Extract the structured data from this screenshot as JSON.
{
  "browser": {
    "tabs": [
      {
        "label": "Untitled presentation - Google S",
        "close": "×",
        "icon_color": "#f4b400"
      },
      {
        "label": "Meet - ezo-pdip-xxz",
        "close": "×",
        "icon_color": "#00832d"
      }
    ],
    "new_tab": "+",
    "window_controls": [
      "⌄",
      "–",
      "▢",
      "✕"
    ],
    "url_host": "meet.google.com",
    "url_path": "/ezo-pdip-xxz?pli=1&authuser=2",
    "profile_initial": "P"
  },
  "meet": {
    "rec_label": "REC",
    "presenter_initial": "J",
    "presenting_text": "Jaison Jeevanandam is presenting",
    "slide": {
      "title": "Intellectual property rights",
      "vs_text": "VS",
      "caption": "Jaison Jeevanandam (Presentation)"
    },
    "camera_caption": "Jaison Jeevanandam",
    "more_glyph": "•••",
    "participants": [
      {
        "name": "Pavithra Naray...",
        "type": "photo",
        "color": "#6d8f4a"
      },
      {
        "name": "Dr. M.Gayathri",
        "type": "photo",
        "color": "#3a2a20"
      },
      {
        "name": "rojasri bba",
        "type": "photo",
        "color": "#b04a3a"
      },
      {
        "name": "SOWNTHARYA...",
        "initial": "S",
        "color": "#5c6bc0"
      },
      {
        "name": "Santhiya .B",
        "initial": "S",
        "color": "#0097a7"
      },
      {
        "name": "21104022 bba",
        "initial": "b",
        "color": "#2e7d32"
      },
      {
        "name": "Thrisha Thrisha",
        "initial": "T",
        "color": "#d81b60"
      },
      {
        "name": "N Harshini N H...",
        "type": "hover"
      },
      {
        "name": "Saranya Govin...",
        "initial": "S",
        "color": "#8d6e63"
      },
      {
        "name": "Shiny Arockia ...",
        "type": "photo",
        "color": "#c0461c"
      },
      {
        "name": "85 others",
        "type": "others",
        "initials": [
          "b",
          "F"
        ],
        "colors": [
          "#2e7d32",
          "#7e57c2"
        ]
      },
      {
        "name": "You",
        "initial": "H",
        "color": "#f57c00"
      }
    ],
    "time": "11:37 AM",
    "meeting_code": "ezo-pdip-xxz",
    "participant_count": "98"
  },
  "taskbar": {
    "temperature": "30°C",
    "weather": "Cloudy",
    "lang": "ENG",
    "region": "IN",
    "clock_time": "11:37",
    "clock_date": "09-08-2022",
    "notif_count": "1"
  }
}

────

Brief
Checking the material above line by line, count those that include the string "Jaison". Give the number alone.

Exercise result
3